The tax code overhaul, currently under consideration by Congress, could result in a decrease in charitable donations. Richard Gershon, a tax law expert at The University of Mississippi School of Law, says the changes would nearly double the standard deduction for taxpayers and some itemized deductions would be taken away. He says the result means 30,000,000 fewer taxpayers would be able to itemize their deductions, and that could impact the incentive for middle and upper middle class families giving to charity.
"People give to charity for different reasons besides the tax incentive. I think people will still give to charity, but they're talking about a decrease of about 8%, is what people predict, to charities in the long run, because of the increased itemized deduction."
Jane Alexander is President and CEO of the Community Foundation for Mississippi. The foundation handles tens of millions of dollars of endowment funds, and gives millions of dollars in grants to non-profits. She says she's concerned about the tax changes.
"I can't paint a doomsday scenerio, at least not at present, again, we haven't seen the final provisions. But it will fundamentally change the way, I believe, people give, and how we interact with our donors and the charities we serve."
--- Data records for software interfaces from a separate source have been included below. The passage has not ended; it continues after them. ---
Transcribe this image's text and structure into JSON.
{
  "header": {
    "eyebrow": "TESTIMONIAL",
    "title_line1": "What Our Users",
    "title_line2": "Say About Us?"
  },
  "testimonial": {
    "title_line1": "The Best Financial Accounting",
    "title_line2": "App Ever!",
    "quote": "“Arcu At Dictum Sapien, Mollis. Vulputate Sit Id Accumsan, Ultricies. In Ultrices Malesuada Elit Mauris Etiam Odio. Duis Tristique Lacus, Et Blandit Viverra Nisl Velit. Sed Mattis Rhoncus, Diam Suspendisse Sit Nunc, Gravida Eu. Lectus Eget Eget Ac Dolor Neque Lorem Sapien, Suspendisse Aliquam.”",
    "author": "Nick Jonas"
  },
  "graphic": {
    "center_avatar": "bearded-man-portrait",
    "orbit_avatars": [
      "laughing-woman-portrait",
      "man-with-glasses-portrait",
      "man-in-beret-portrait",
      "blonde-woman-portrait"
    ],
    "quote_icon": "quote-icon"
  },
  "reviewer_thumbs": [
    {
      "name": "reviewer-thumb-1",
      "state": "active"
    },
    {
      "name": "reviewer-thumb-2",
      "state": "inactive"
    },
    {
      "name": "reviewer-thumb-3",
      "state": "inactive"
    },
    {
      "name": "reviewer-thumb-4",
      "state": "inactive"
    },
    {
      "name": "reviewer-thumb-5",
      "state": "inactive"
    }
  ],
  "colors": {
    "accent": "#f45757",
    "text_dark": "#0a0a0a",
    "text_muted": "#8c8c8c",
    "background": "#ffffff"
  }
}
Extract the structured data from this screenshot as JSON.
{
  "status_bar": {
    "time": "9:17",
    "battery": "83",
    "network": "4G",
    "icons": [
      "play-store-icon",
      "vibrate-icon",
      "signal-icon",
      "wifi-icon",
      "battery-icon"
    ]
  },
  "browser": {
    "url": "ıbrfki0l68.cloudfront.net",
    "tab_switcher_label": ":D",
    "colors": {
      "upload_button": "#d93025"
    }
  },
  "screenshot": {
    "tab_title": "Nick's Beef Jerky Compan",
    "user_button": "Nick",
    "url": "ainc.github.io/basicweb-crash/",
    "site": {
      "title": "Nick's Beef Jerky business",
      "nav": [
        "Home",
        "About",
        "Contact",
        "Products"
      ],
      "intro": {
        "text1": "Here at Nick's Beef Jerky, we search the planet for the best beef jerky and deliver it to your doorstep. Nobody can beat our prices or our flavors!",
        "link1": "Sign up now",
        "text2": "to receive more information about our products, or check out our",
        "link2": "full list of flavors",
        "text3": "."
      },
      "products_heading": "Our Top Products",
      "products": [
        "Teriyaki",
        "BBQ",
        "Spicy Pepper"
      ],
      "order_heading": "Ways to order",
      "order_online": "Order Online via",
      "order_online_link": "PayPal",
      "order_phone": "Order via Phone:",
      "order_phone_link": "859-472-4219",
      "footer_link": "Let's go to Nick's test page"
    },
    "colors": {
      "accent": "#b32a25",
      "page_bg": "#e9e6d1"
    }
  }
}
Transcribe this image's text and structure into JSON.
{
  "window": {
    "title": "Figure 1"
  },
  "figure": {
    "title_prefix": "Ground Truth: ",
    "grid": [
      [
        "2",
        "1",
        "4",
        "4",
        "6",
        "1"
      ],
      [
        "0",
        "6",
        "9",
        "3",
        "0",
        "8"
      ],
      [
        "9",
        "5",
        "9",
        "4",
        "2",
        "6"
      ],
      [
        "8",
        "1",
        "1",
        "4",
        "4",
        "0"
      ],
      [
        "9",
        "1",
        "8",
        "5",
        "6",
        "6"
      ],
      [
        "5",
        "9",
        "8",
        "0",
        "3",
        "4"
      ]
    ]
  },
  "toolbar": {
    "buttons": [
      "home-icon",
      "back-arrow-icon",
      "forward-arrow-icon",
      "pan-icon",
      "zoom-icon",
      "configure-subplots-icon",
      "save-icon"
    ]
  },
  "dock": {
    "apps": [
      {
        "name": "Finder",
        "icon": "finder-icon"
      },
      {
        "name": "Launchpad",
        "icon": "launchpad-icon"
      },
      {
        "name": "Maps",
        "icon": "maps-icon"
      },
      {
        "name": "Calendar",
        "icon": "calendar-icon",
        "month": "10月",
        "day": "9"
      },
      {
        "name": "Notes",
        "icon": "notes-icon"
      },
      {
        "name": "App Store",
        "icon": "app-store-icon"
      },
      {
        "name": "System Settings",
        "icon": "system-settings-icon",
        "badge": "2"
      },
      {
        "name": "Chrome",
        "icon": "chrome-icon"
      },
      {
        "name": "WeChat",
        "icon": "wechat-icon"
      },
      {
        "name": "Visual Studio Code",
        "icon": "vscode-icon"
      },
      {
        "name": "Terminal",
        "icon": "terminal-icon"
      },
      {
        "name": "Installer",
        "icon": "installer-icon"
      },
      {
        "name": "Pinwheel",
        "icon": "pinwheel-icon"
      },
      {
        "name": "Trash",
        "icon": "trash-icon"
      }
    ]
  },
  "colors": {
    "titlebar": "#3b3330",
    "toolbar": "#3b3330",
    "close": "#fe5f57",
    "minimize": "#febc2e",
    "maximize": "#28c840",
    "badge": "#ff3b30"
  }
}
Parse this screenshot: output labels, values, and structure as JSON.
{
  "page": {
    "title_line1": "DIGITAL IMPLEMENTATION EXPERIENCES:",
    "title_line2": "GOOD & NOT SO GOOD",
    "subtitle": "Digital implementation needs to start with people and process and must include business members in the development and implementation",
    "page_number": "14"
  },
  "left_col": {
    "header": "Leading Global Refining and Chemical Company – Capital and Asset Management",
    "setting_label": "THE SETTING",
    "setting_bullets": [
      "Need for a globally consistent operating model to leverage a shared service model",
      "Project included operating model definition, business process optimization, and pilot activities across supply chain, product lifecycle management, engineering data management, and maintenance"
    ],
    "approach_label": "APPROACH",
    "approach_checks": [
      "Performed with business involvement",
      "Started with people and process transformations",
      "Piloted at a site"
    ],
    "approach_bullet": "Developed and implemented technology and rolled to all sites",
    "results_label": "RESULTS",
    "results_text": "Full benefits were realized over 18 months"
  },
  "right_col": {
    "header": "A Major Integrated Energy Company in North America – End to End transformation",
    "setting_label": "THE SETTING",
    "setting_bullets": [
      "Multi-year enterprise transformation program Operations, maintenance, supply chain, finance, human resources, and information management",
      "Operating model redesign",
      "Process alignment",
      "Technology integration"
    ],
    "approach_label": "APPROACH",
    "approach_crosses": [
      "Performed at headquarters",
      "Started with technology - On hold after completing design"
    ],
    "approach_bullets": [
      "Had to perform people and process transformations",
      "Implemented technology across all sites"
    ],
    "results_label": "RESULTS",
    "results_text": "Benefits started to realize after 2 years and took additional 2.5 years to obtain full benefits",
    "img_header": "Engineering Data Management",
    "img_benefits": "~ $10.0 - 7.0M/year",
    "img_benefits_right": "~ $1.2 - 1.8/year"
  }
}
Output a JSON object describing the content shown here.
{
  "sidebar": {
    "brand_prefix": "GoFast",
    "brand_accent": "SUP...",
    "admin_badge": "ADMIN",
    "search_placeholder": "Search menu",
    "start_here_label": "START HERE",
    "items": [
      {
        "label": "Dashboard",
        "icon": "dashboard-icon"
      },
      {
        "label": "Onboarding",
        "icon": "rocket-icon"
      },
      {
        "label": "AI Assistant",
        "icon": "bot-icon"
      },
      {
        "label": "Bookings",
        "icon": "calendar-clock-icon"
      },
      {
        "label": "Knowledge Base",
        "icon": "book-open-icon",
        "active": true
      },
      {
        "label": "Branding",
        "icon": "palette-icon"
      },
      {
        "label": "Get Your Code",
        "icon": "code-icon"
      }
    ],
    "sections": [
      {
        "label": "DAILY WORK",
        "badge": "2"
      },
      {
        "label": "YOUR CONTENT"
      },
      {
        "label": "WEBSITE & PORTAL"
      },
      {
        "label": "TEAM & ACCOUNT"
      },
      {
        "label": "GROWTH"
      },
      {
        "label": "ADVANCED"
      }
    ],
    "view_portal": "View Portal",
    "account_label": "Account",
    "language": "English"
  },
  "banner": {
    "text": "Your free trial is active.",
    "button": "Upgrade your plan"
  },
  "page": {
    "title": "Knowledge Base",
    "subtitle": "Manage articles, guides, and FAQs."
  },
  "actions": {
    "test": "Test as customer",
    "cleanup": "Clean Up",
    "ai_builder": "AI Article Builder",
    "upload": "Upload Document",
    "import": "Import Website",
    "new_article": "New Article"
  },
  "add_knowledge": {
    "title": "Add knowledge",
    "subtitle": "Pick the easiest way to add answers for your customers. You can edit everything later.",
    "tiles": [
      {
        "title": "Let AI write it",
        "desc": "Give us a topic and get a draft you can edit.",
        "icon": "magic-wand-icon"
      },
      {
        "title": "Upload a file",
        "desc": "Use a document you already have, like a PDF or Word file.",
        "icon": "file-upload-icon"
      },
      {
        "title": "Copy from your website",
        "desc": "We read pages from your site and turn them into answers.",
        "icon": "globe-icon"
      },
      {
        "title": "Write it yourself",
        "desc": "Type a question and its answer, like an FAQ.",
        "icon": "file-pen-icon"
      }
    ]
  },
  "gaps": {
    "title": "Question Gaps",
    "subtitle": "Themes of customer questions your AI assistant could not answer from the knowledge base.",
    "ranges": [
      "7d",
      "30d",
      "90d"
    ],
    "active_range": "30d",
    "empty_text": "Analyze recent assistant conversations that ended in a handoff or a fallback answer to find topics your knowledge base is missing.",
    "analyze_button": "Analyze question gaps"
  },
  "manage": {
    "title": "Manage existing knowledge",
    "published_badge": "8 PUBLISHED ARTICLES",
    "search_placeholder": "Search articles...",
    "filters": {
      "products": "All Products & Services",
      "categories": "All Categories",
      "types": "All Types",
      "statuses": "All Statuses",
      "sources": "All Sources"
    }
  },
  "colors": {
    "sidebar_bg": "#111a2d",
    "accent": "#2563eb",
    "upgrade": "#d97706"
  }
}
Alexander says if the tax changes are made into law, people will continue to give. But she says charitable giving by donors would be less broad and more focused on specific charities.